Dataset items:
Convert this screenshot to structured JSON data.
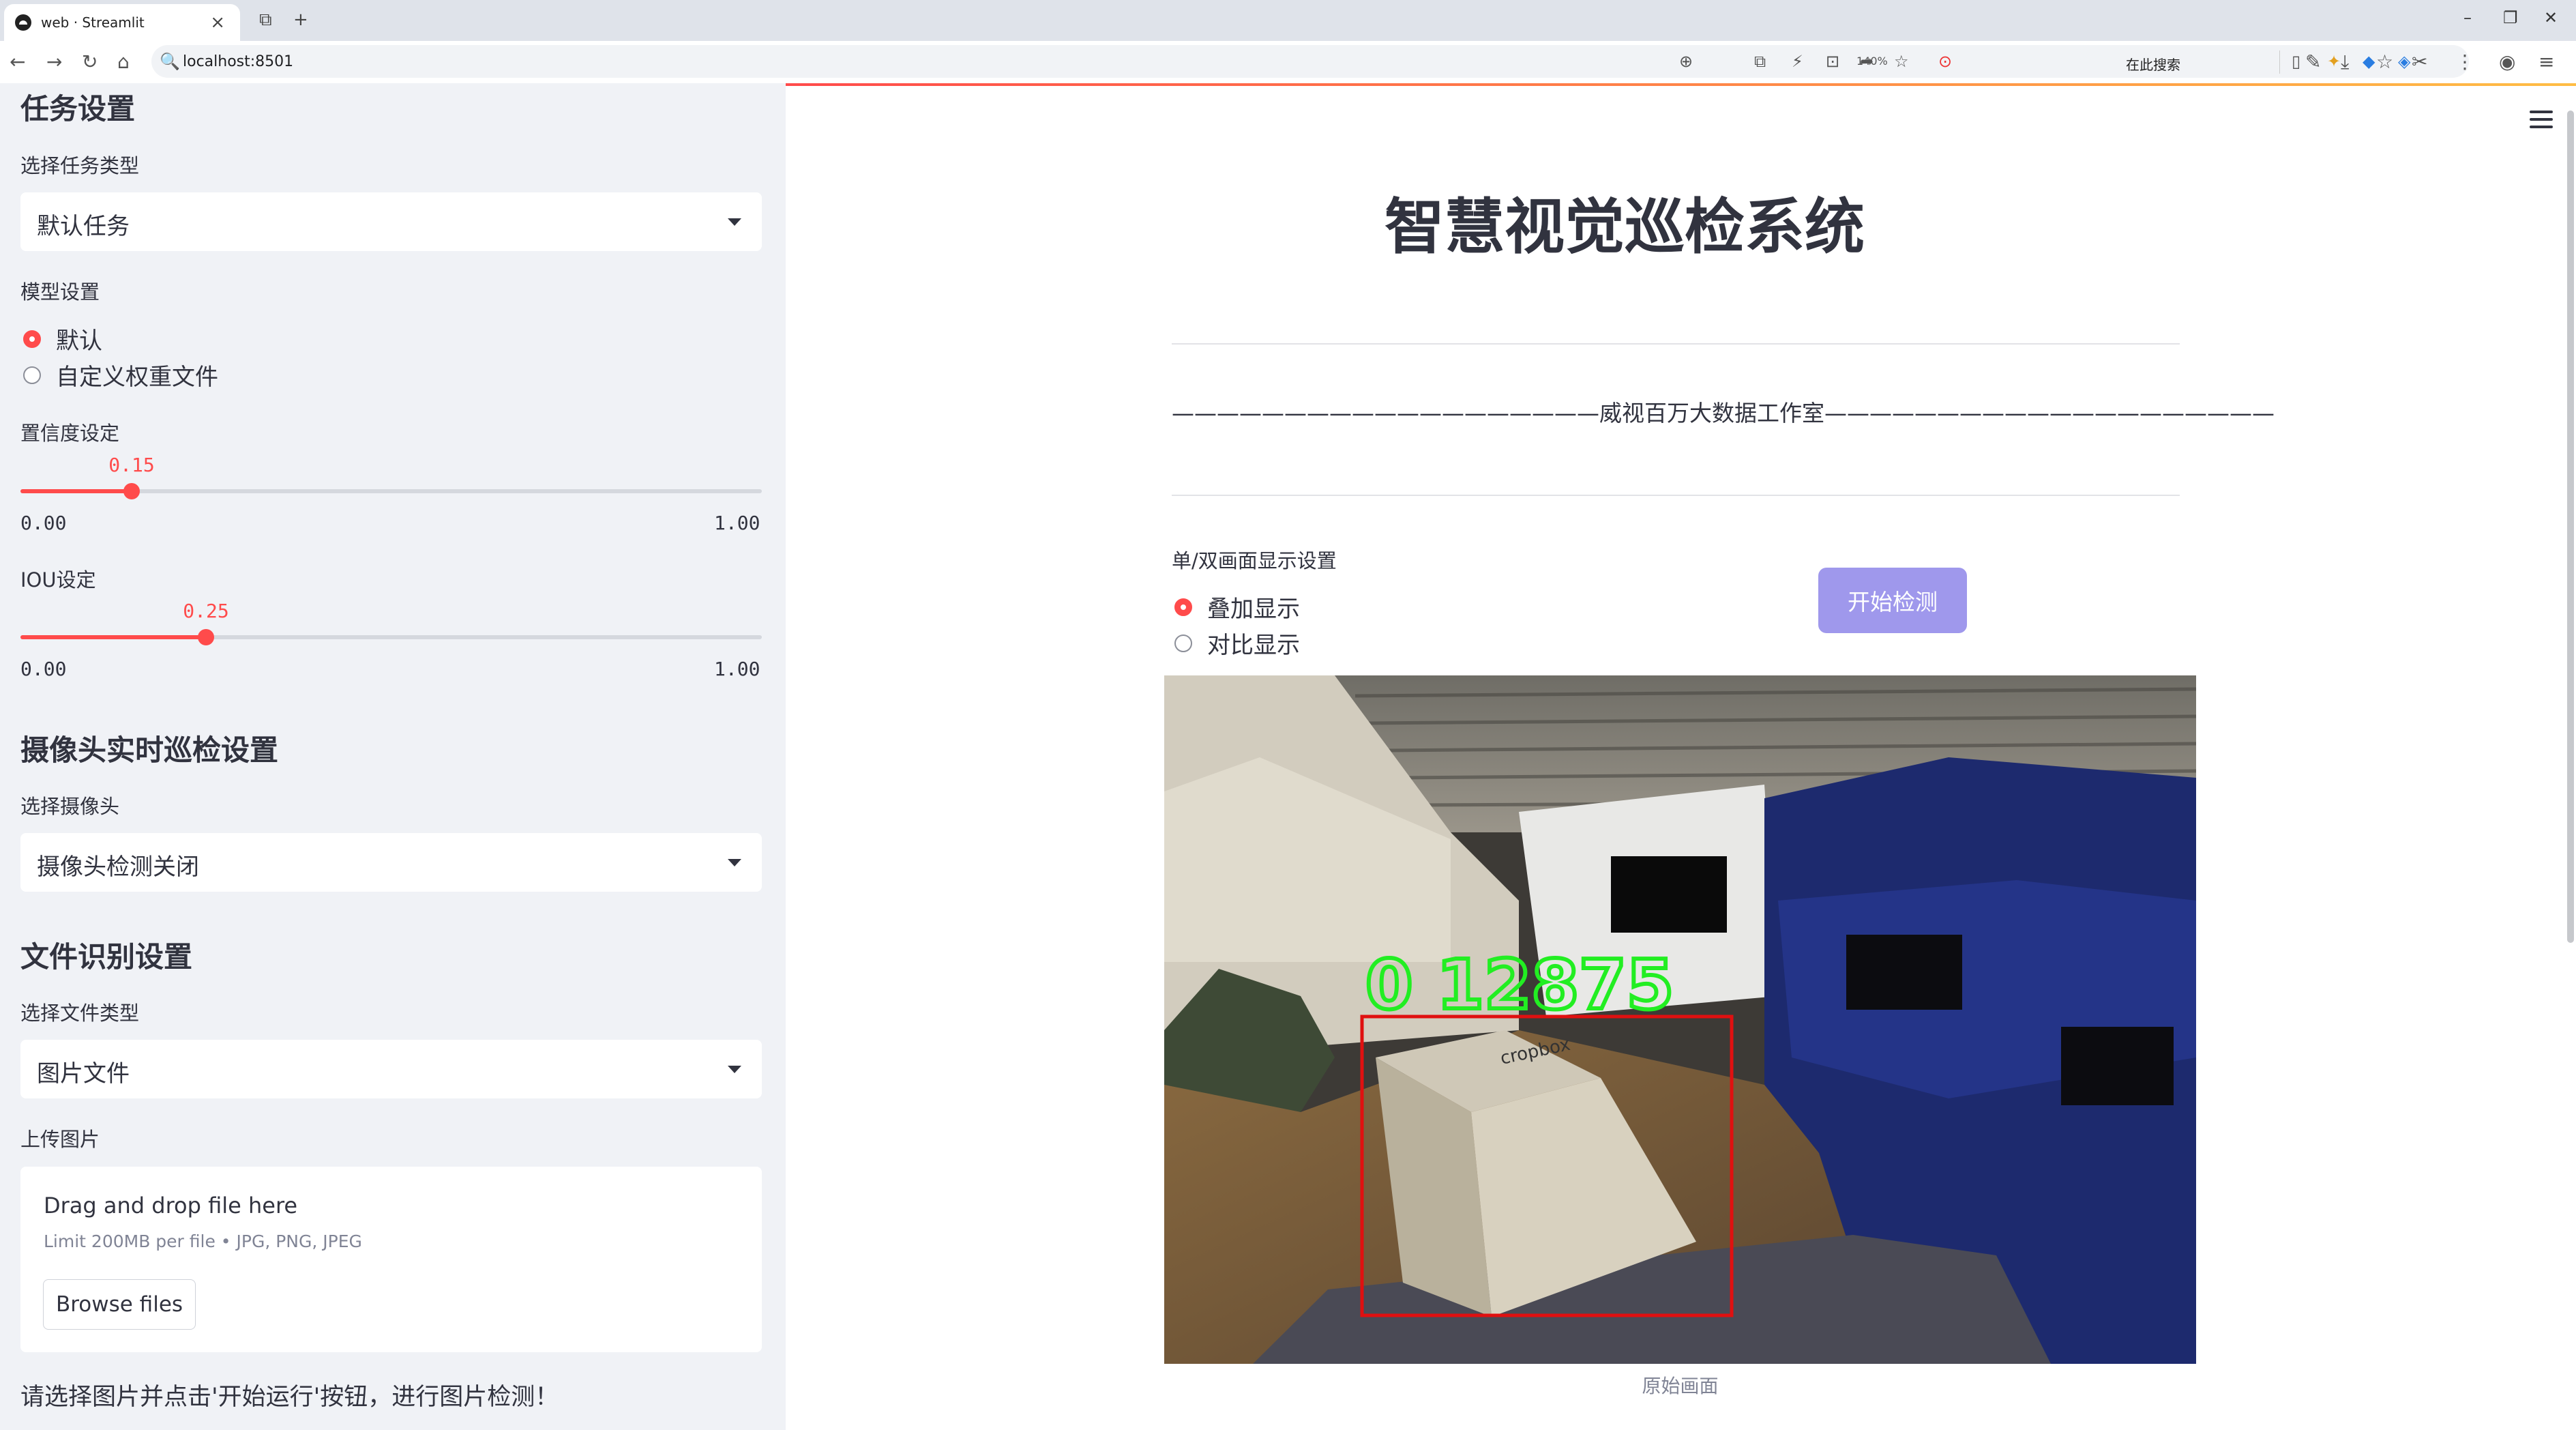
{
  "browser": {
    "tab_title": "web · Streamlit",
    "url": "localhost:8501",
    "zoom": "140%",
    "search_text": "在此搜索"
  },
  "sidebar": {
    "task_section": {
      "heading": "任务设置",
      "task_type_label": "选择任务类型",
      "task_type_value": "默认任务"
    },
    "model": {
      "label": "模型设置",
      "options": [
        "默认",
        "自定义权重文件"
      ],
      "selected": 0
    },
    "confidence": {
      "label": "置信度设定",
      "value": 0.15,
      "value_text": "0.15",
      "min_text": "0.00",
      "max_text": "1.00"
    },
    "iou": {
      "label": "IOU设定",
      "value": 0.25,
      "value_text": "0.25",
      "min_text": "0.00",
      "max_text": "1.00"
    },
    "camera_section": {
      "heading": "摄像头实时巡检设置",
      "label": "选择摄像头",
      "value": "摄像头检测关闭"
    },
    "file_section": {
      "heading": "文件识别设置",
      "file_type_label": "选择文件类型",
      "file_type_value": "图片文件",
      "upload_label": "上传图片",
      "drop_text": "Drag and drop file here",
      "limit_text": "Limit 200MB per file • JPG, PNG, JPEG",
      "browse_label": "Browse files"
    },
    "note": "请选择图片并点击'开始运行'按钮，进行图片检测！"
  },
  "main": {
    "title": "智慧视觉巡检系统",
    "subtitle": "———————————————————威视百万大数据工作室————————————————————",
    "display_label": "单/双画面显示设置",
    "display_options": [
      "叠加显示",
      "对比显示"
    ],
    "display_selected": 0,
    "start_button": "开始检测",
    "detection_label": "0  12875",
    "image_caption": "原始画面"
  },
  "colors": {
    "accent": "#ff4b4b",
    "button": "#9f98ec",
    "sidebar_bg": "#f0f2f6",
    "detect_box": "#e01010",
    "detect_text": "#22ee22"
  }
}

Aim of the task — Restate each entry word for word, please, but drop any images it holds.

Task result —
Convert this screenshot to structured JSON data.
{
  "browser": {
    "tab_title": "web · Streamlit",
    "url": "localhost:8501",
    "zoom": "140%",
    "search_text": "在此搜索"
  },
  "sidebar": {
    "task_section": {
      "heading": "任务设置",
      "task_type_label": "选择任务类型",
      "task_type_value": "默认任务"
    },
    "model": {
      "label": "模型设置",
      "options": [
        "默认",
        "自定义权重文件"
      ],
      "selected": 0
    },
    "confidence": {
      "label": "置信度设定",
      "value": 0.15,
      "value_text": "0.15",
      "min_text": "0.00",
      "max_text": "1.00"
    },
    "iou": {
      "label": "IOU设定",
      "value": 0.25,
      "value_text": "0.25",
      "min_text": "0.00",
      "max_text": "1.00"
    },
    "camera_section": {
      "heading": "摄像头实时巡检设置",
      "label": "选择摄像头",
      "value": "摄像头检测关闭"
    },
    "file_section": {
      "heading": "文件识别设置",
      "file_type_label": "选择文件类型",
      "file_type_value": "图片文件",
      "upload_label": "上传图片",
      "drop_text": "Drag and drop file here",
      "limit_text": "Limit 200MB per file • JPG, PNG, JPEG",
      "browse_label": "Browse files"
    },
    "note": "请选择图片并点击'开始运行'按钮，进行图片检测！"
  },
  "main": {
    "title": "智慧视觉巡检系统",
    "subtitle": "———————————————————威视百万大数据工作室————————————————————",
    "display_label": "单/双画面显示设置",
    "display_options": [
      "叠加显示",
      "对比显示"
    ],
    "display_selected": 0,
    "start_button": "开始检测",
    "detection_label": "0  12875",
    "image_caption": "原始画面"
  },
  "colors": {
    "accent": "#ff4b4b",
    "button": "#9f98ec",
    "sidebar_bg": "#f0f2f6",
    "detect_box": "#e01010",
    "detect_text": "#22ee22"
  }
}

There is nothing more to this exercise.